Activity Held in West Texas and New Mexico, April 2-9
Each year, ExxonMobil organizes a field trip for some of the graduating undergraduate, master’s and Ph.D. students that they have interviewed for jobs during the previous fall interview period. The trip is taught by the company’s top experts and exposes the students to modern methods of petroleum exploration.
Sabrina Martinez, a senior, undergraduate geology student from the University of Houston’s Department of Earth and Atmospheric Sciences, was one of 26 undergraduate students who participated in the camp in April 2016. The other 25 students selected for the course area were undergraduate geology majors attending the University of Arizona, the University of Texas at Austin, the University of Wisconsin and the University of Oregon.
The group of students and their ExxonMobil instructors spent one week visiting classic field localities in the Permian basin of west Texas and New Mexico where they learned about hydrocarbon play elements and how these elements are controlled by the principles of sequence stratigraphy. The group was divided into teams of four students who worked together in the field. Each team gave a group presentation on their interpretation of hydrocarbon play elements in the area at the end of the course.
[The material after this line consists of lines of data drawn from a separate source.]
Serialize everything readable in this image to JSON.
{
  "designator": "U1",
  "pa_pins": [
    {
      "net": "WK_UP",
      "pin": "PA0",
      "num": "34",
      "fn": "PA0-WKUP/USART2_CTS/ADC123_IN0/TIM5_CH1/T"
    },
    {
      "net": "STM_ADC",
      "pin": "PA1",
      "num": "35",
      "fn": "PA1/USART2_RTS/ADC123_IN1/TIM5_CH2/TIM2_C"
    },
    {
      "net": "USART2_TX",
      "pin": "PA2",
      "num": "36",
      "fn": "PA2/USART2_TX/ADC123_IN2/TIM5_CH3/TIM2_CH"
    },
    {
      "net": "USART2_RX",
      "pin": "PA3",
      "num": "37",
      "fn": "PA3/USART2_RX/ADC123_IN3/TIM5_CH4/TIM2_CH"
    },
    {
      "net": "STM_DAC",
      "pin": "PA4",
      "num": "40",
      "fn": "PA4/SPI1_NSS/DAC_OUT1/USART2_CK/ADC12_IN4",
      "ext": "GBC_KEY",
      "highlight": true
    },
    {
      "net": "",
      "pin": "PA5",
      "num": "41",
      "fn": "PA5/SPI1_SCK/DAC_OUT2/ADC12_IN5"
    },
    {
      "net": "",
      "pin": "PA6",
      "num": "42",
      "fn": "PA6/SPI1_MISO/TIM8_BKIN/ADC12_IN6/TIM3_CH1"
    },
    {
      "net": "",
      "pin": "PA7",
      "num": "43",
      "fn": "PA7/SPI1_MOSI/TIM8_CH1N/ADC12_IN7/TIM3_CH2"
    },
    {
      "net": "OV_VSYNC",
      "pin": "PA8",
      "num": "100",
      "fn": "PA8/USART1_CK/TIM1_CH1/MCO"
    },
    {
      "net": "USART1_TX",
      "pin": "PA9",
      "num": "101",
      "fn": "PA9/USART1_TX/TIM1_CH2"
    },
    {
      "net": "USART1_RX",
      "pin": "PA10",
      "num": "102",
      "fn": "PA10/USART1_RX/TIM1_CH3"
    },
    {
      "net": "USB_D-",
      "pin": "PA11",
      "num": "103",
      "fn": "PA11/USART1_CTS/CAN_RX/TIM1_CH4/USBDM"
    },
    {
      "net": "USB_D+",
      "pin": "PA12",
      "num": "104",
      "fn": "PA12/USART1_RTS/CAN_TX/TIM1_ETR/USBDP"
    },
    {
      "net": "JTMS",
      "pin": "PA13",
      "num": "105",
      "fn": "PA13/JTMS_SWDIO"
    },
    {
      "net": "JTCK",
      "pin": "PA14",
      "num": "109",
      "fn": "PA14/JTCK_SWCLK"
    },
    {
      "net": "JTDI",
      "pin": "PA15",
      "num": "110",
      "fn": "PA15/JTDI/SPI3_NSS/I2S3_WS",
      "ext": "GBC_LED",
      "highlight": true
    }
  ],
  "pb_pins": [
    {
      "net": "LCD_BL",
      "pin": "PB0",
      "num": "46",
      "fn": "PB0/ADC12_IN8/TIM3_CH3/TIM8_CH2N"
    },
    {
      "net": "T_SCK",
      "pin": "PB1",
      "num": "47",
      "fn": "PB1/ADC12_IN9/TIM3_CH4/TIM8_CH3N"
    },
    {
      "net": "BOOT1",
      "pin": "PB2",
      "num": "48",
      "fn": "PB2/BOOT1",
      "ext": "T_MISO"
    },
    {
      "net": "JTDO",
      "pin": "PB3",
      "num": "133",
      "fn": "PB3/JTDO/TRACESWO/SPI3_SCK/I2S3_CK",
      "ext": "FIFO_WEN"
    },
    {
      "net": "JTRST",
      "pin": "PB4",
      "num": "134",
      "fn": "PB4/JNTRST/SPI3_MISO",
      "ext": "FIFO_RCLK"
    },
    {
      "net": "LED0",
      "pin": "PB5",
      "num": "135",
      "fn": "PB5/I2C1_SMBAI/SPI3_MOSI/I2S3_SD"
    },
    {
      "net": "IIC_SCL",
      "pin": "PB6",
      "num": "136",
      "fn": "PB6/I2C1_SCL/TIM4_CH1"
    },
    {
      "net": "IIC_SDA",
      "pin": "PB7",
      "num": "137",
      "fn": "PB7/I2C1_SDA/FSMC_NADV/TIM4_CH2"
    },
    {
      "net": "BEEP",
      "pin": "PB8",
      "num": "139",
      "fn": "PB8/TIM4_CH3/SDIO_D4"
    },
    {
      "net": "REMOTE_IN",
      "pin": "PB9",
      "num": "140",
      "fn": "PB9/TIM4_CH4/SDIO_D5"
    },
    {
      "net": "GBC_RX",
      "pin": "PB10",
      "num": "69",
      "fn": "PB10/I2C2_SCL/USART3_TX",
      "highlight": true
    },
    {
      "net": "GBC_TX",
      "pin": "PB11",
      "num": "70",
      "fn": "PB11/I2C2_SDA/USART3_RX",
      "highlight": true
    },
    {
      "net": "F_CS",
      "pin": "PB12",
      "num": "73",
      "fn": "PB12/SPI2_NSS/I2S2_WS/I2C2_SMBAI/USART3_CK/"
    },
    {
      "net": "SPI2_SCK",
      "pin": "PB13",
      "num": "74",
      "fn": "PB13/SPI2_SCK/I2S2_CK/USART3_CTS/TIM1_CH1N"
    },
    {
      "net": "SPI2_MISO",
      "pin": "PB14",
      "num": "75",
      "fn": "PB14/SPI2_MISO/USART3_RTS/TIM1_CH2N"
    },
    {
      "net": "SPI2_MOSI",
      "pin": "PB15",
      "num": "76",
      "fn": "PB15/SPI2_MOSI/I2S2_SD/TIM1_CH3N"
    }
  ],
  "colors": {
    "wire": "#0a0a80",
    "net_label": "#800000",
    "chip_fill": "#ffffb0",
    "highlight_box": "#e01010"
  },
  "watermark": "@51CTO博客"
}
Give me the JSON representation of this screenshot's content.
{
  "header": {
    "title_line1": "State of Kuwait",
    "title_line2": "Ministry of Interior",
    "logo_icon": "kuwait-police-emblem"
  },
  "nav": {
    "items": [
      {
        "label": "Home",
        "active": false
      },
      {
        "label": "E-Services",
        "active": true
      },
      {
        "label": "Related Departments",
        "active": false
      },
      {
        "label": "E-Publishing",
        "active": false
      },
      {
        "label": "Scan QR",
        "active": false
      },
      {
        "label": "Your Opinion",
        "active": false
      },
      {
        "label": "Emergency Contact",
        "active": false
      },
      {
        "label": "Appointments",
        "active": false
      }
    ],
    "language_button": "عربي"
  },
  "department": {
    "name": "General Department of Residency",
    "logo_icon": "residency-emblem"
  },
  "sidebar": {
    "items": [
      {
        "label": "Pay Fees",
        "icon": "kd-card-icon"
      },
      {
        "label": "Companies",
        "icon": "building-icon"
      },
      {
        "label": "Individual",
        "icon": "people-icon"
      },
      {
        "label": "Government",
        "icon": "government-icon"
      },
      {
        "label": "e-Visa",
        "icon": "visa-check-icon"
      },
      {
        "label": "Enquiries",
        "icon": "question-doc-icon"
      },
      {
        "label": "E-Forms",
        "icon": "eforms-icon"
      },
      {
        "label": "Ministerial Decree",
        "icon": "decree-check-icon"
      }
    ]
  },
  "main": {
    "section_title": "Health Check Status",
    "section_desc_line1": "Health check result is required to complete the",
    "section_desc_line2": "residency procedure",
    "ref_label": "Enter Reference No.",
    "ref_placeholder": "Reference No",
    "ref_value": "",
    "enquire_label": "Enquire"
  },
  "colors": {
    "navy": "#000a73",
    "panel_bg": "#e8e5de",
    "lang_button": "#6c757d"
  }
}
Martinez is currently working on a senior research project using geomorphic indices to constrain tectonically active areas within the Caribbean island of Puerto Rico. She plans to graduate from UH in May 2017 and attend graduate school in fall 2017 to pursue research interests in structural geology and sedimentology.